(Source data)

______________________________

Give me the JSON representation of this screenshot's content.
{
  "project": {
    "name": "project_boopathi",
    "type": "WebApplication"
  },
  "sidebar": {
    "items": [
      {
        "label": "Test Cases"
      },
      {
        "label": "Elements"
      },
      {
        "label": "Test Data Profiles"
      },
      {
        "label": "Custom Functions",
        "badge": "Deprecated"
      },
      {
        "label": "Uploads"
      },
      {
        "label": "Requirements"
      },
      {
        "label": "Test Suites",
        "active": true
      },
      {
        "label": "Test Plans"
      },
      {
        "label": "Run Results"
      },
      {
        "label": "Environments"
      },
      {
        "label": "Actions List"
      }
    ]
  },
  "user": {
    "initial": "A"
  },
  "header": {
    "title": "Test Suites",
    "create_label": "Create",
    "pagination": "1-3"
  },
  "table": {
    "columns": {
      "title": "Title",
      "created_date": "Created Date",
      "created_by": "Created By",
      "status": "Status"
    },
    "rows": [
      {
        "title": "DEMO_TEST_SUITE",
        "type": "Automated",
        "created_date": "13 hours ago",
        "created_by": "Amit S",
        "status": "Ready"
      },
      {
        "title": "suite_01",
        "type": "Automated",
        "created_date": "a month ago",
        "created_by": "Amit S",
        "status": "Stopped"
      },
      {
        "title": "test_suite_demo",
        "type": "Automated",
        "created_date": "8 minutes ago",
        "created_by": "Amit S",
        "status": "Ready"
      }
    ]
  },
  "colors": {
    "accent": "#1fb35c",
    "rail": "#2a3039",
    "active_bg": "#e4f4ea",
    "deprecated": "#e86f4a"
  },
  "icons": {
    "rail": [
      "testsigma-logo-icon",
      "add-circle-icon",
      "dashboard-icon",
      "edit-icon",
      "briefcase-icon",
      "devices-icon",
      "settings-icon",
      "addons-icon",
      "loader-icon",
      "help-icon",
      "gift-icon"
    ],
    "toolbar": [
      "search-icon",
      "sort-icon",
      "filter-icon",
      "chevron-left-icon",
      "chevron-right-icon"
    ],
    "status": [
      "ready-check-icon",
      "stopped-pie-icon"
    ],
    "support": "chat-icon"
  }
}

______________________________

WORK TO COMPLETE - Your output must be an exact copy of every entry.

WORKED SOLUTION -
Give me the JSON representation of this screenshot's content.
{
  "project": {
    "name": "project_boopathi",
    "type": "WebApplication"
  },
  "sidebar": {
    "items": [
      {
        "label": "Test Cases"
      },
      {
        "label": "Elements"
      },
      {
        "label": "Test Data Profiles"
      },
      {
        "label": "Custom Functions",
        "badge": "Deprecated"
      },
      {
        "label": "Uploads"
      },
      {
        "label": "Requirements"
      },
      {
        "label": "Test Suites",
        "active": true
      },
      {
        "label": "Test Plans"
      },
      {
        "label": "Run Results"
      },
      {
        "label": "Environments"
      },
      {
        "label": "Actions List"
      }
    ]
  },
  "user": {
    "initial": "A"
  },
  "header": {
    "title": "Test Suites",
    "create_label": "Create",
    "pagination": "1-3"
  },
  "table": {
    "columns": {
      "title": "Title",
      "created_date": "Created Date",
      "created_by": "Created By",
      "status": "Status"
    },
    "rows": [
      {
        "title": "DEMO_TEST_SUITE",
        "type": "Automated",
        "created_date": "13 hours ago",
        "created_by": "Amit S",
        "status": "Ready"
      },
      {
        "title": "suite_01",
        "type": "Automated",
        "created_date": "a month ago",
        "created_by": "Amit S",
        "status": "Stopped"
      },
      {
        "title": "test_suite_demo",
        "type": "Automated",
        "created_date": "8 minutes ago",
        "created_by": "Amit S",
        "status": "Ready"
      }
    ]
  },
  "colors": {
    "accent": "#1fb35c",
    "rail": "#2a3039",
    "active_bg": "#e4f4ea",
    "deprecated": "#e86f4a"
  },
  "icons": {
    "rail": [
      "testsigma-logo-icon",
      "add-circle-icon",
      "dashboard-icon",
      "edit-icon",
      "briefcase-icon",
      "devices-icon",
      "settings-icon",
      "addons-icon",
      "loader-icon",
      "help-icon",
      "gift-icon"
    ],
    "toolbar": [
      "search-icon",
      "sort-icon",
      "filter-icon",
      "chevron-left-icon",
      "chevron-right-icon"
    ],
    "status": [
      "ready-check-icon",
      "stopped-pie-icon"
    ],
    "support": "chat-icon"
  }
}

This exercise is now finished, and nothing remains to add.